Your reply should be a single number, the count of lines in the records that contain the string "true".

-- Entries supplied follows --

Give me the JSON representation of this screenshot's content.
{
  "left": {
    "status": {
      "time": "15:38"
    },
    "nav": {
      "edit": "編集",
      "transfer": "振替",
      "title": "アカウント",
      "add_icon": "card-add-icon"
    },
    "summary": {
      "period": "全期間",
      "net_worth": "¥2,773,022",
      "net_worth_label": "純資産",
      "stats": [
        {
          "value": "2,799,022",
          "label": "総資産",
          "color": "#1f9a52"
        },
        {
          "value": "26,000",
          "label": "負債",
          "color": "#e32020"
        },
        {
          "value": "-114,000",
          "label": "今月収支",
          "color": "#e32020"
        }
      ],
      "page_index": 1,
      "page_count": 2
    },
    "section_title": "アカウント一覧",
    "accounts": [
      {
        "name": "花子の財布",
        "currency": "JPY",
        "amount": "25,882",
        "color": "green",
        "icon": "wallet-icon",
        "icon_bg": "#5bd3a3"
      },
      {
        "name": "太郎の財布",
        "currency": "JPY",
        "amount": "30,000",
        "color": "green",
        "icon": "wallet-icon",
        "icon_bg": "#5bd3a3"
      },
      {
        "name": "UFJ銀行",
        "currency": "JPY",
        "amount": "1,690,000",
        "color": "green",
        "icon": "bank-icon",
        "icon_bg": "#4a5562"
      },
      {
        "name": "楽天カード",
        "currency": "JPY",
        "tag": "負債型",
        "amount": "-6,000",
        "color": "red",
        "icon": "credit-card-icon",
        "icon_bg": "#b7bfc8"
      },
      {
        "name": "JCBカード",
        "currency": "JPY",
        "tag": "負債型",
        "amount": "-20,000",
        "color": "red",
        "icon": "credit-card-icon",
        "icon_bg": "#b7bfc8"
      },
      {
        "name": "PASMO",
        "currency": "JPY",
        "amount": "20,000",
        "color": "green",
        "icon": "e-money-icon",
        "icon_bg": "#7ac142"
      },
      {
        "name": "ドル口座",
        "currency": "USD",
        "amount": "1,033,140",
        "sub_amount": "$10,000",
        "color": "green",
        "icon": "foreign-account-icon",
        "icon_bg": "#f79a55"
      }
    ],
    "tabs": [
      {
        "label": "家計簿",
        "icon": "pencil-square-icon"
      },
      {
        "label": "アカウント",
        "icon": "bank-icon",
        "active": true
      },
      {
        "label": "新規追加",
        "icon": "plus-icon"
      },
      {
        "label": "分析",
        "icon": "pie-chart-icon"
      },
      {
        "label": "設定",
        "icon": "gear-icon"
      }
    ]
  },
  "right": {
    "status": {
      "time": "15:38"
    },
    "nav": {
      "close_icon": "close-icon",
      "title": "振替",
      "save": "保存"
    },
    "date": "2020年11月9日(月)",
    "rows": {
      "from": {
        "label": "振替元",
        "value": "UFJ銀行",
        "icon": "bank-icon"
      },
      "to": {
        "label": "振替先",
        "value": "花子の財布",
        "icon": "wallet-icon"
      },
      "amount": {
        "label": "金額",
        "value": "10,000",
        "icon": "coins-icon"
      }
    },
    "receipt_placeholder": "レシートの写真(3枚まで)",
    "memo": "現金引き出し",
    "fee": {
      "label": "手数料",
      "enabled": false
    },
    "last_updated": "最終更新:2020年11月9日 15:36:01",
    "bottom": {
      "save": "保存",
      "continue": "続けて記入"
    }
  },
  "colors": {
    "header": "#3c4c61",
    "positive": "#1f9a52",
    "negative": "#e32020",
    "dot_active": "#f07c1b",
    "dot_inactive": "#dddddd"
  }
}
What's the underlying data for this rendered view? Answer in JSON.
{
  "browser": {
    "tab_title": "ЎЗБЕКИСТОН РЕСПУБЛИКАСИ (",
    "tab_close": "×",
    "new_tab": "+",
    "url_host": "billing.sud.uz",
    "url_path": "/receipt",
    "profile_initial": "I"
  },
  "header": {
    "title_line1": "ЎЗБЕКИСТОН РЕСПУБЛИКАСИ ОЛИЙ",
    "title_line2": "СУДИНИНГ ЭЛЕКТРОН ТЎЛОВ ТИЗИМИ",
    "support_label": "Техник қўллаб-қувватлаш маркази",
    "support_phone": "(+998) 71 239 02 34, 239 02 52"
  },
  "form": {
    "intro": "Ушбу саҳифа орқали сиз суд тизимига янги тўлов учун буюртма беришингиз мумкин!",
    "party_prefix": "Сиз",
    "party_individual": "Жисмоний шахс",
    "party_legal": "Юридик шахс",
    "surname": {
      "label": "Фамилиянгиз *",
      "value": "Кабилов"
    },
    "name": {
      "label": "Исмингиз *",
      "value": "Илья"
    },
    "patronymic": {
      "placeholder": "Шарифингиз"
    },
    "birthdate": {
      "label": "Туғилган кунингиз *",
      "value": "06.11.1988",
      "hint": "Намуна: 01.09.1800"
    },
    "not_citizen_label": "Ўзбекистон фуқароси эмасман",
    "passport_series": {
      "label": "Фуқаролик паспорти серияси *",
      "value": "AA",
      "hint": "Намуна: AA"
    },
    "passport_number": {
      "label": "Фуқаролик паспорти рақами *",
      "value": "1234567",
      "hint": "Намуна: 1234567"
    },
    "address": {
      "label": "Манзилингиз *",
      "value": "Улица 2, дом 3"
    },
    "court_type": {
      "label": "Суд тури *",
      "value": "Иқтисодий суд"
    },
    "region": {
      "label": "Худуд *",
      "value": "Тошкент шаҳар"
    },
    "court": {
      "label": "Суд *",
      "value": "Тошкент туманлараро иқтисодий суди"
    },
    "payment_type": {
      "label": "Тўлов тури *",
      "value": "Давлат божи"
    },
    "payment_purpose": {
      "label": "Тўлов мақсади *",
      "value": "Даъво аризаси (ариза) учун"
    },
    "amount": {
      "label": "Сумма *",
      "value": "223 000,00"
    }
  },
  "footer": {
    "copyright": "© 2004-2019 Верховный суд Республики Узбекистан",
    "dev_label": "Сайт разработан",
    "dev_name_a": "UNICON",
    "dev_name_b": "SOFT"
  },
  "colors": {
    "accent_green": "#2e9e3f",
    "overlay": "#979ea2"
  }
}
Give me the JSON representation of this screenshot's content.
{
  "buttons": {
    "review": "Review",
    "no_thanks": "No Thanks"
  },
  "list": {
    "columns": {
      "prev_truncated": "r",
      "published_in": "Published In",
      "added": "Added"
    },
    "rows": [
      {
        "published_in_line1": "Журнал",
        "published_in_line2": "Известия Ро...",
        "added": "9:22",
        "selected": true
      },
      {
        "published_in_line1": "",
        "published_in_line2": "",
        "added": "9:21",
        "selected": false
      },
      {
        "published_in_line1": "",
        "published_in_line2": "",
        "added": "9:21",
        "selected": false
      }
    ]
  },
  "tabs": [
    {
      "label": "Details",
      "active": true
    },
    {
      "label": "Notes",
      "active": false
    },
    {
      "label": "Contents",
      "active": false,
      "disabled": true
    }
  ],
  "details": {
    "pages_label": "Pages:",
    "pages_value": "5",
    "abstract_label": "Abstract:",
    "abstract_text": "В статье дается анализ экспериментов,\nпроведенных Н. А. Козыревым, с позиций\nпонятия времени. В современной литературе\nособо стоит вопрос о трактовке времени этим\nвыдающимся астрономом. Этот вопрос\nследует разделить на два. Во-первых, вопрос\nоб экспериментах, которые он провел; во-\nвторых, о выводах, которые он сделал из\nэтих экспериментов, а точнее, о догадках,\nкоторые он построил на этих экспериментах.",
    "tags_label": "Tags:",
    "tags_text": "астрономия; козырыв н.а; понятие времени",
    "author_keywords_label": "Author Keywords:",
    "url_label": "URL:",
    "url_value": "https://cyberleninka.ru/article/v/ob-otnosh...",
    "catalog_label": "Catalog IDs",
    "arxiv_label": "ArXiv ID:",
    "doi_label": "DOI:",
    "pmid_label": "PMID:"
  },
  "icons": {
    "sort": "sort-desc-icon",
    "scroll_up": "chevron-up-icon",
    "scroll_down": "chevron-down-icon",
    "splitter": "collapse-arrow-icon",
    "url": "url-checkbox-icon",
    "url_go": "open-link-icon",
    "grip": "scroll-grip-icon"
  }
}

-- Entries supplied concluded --

Response area: 4